Jul 24, 2010 01:25 PM
Excellent piece. Enjoyed the journey through the thought process of whales and tree.
Blue whale
Saousan Khatib
Saousan Khatib
Jul 24, 2010 05:15 PM
Beautiful, Now I have to do some research to learn more of both. loved it!!
Blue Whale Units
Jim Iwakiri
Jim Iwakiri
Jul 25, 2010 04:35 PM
Loved the story, especially since the whole family saw the General Sherman tree in Sequoia National Park three years ago. I remember it being described as the largest living organism on earth, which made me think of the blue whale, the largest living creature on earth.
whale story
Carol Gabler
Carol Gabler
Jul 26, 2010 07:14 AM
The details of Becca's story are terrific. The whole experience comes alive.
Carol
Blue Whale Units
Donna
Donna
Jul 26, 2010 07:17 PM
Great short!
Blue Whale Units
Steven Engel
Steven Engel
Jul 27, 2010 11:54 PM
Fun to read. I come from a perspective of having spent more time watching blue whales than giant sequoias. And also a familiarity of what "blue whale units" can mean in the context of the period of whaling involving steam powered catcher ships beginning in early 1900's...a metric of commercial productivity not unlike cow/calf units on open range land. But most of all I enjoyed the reflection on what interpretation really means to those involved, the interpreter and the "interpretees".
Blue Whale
JoAnne Evans
JoAnne Evans
Jul 28, 2010 05:53 PM
Excellent essay! I really enjoyed envisioning the it, the tree with blue whales hanging from it!
blended?
Jacqueline Cole
Jacqueline Cole
Aug 04, 2010 10:51 PM
I myself have been troubled by the comparison of blue whales and sequoia trees. This is a fun piece that puts to words why this comparison is so troublesome. Nice work!
Smug attitudes
Rob Corkran
Rob Corkran
Aug 04, 2010 11:08 PM
I did not like the smug attitude of the author's group and their glee of belittling the ranger.
Agreed
Anon
Anon
Aug 12, 2010 10:02 AM
I agree about the smug attitude. Fundamentally, the purpose of the story seemed to be boasting about making an a$$ out of a park ranger. I wondered what I would have done in that situation, and I would have indulged the ranger's comparison and taken it for what it was. I wouldn't have laughed at the guy, because that's just rude.

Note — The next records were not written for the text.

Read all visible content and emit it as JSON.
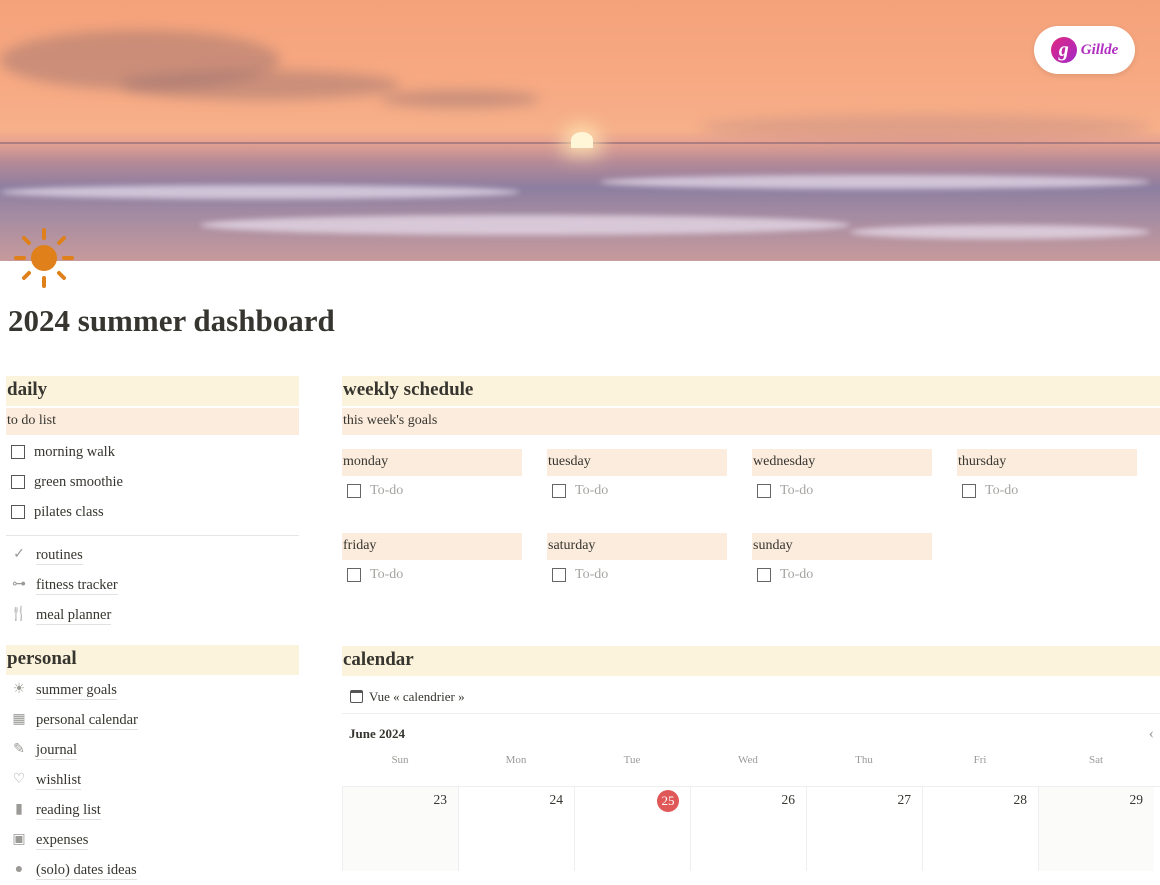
{
  "logo": {
    "brand": "Gillde"
  },
  "page": {
    "title": "2024 summer dashboard",
    "icon": "sun-icon"
  },
  "daily": {
    "heading": "daily",
    "subheading": "to do list",
    "todos": [
      "morning walk",
      "green smoothie",
      "pilates class"
    ],
    "links": [
      {
        "label": "routines",
        "icon": "checkmark-icon"
      },
      {
        "label": "fitness tracker",
        "icon": "dumbbell-icon"
      },
      {
        "label": "meal planner",
        "icon": "fork-knife-icon"
      }
    ]
  },
  "personal": {
    "heading": "personal",
    "links": [
      {
        "label": "summer goals",
        "icon": "sun-icon"
      },
      {
        "label": "personal calendar",
        "icon": "calendar-icon"
      },
      {
        "label": "journal",
        "icon": "brush-icon"
      },
      {
        "label": "wishlist",
        "icon": "heart-icon"
      },
      {
        "label": "reading list",
        "icon": "book-icon"
      },
      {
        "label": "expenses",
        "icon": "money-icon"
      },
      {
        "label": "(solo) dates ideas",
        "icon": "cloud-icon"
      }
    ]
  },
  "weekly": {
    "heading": "weekly schedule",
    "subheading": "this week's goals",
    "todo_placeholder": "To-do",
    "days": [
      "monday",
      "tuesday",
      "wednesday",
      "thursday",
      "friday",
      "saturday",
      "sunday"
    ]
  },
  "calendar": {
    "heading": "calendar",
    "view_label": "Vue « calendrier »",
    "month": "June 2024",
    "weekdays": [
      "Sun",
      "Mon",
      "Tue",
      "Wed",
      "Thu",
      "Fri",
      "Sat"
    ],
    "dates": [
      "23",
      "24",
      "25",
      "26",
      "27",
      "28",
      "29"
    ],
    "today": "25",
    "today_color": "#e05757"
  }
}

That said, I was initially irked by the writing style but quickly found myself drawn into the narrative and could picture everything the author spoke about. In that regard I believe she's a good writer - as for the topic, well if the comparison of whales to trees seems a little silly, wouldn't then an article highlighting that comparison also be a little silly? Either way it's drawing out the commentary :)
Why the comparison was not inappropriate.

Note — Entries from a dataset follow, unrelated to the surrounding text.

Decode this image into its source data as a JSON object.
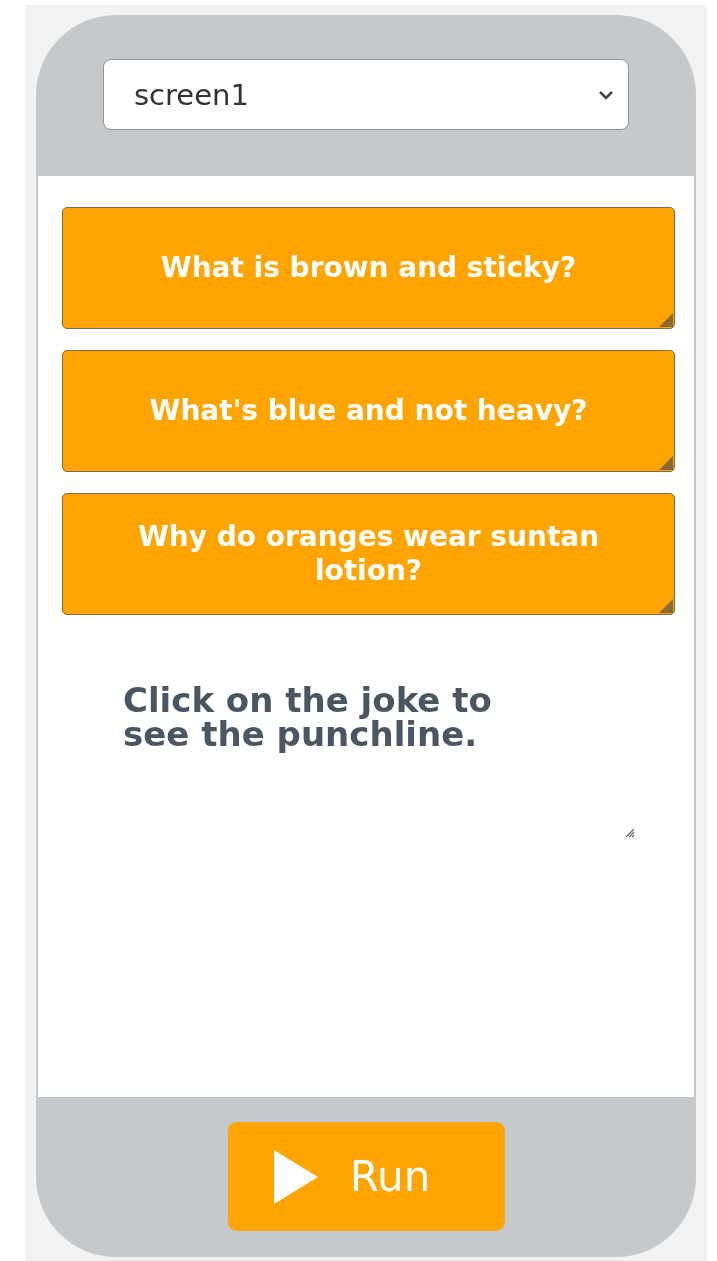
{
  "screen_selector": {
    "value": "screen1"
  },
  "buttons": [
    {
      "label": "What is brown and sticky?"
    },
    {
      "label": "What's blue and not heavy?"
    },
    {
      "label": "Why do oranges wear suntan lotion?"
    }
  ],
  "text_area": {
    "value": "Click on the joke to see the punchline."
  },
  "run_button": {
    "label": "Run"
  }
}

Rob Corkran
Rob Corkran
Aug 12, 2010 05:22 PM
Blue Whales are the largest animal on the planet and the Redwoods are the largest plants on the planet so the comparison is not that bad. Maybe this comparison works better for kids or natural romantics. It is a well written story, but is it that strange?
Agreed again

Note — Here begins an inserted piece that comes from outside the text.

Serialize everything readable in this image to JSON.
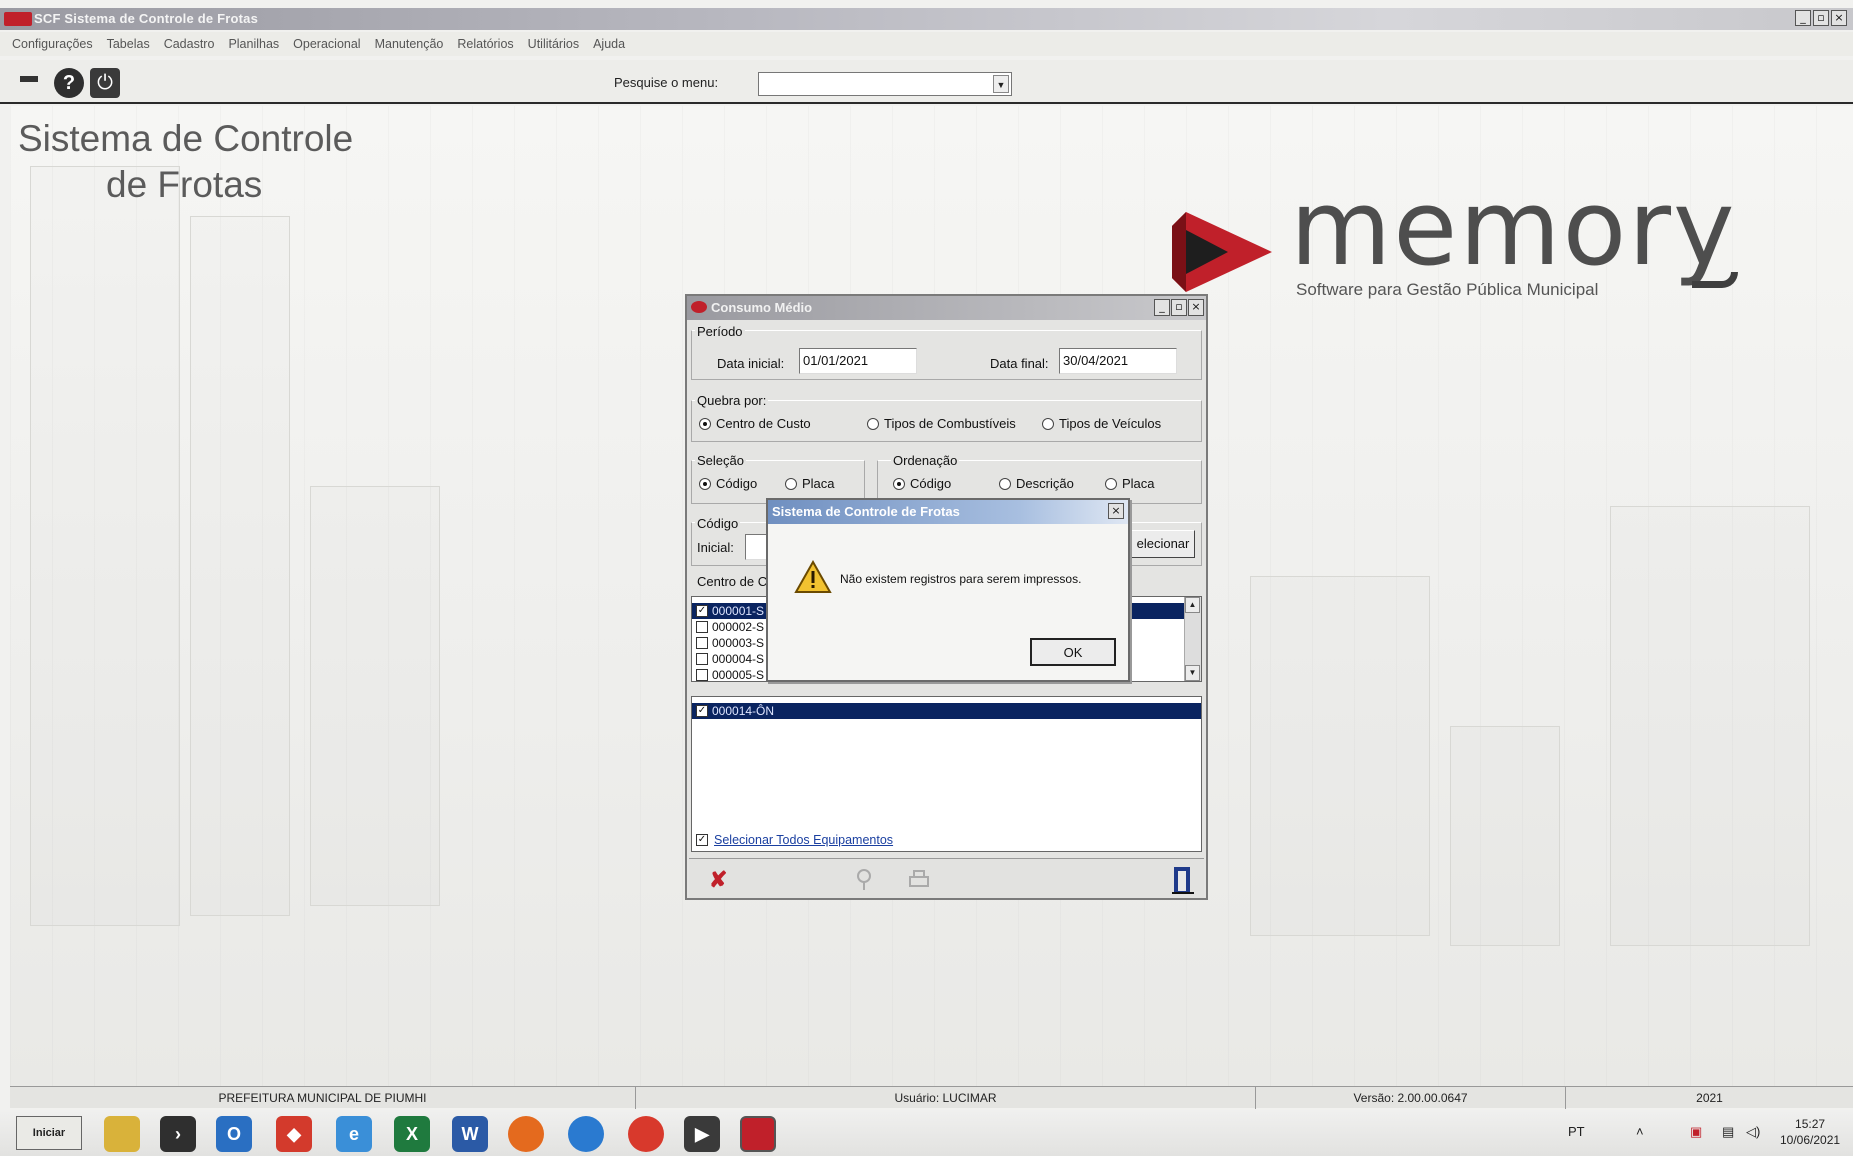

Anon
Anon
Aug 12, 2010 05:46 PM
I also agree with you on that point. I really didn't take issue with the comparison either, but was playing to author's opinion of the ranger. There are lots of abstract analogies for illustrating a concept, and this was just one interpretation. That's what makes people interesting.
Forest Service Badge?
Kristina Graber
Kristina Graber
Sep 20, 2010 09:26 PM
The author was unkind in her description of the Interpretor, especially since she didn't seem to know she was in a National Park unit and not a US Forest Service unit. Or maybe the Ranger was a USFS refugee playing hookey in SNP?
Blue Whale
Becky
Becky
Aug 15, 2010 04:13 PM
I liked this essay immensely. The comparison between the inert tree and the traveling whale was wonderful. During college, I worked at an Oregon State Park in the summer months and although I was not a ranger, I find it difficult to fathom that one might find this essay offensive. Kudos to the author!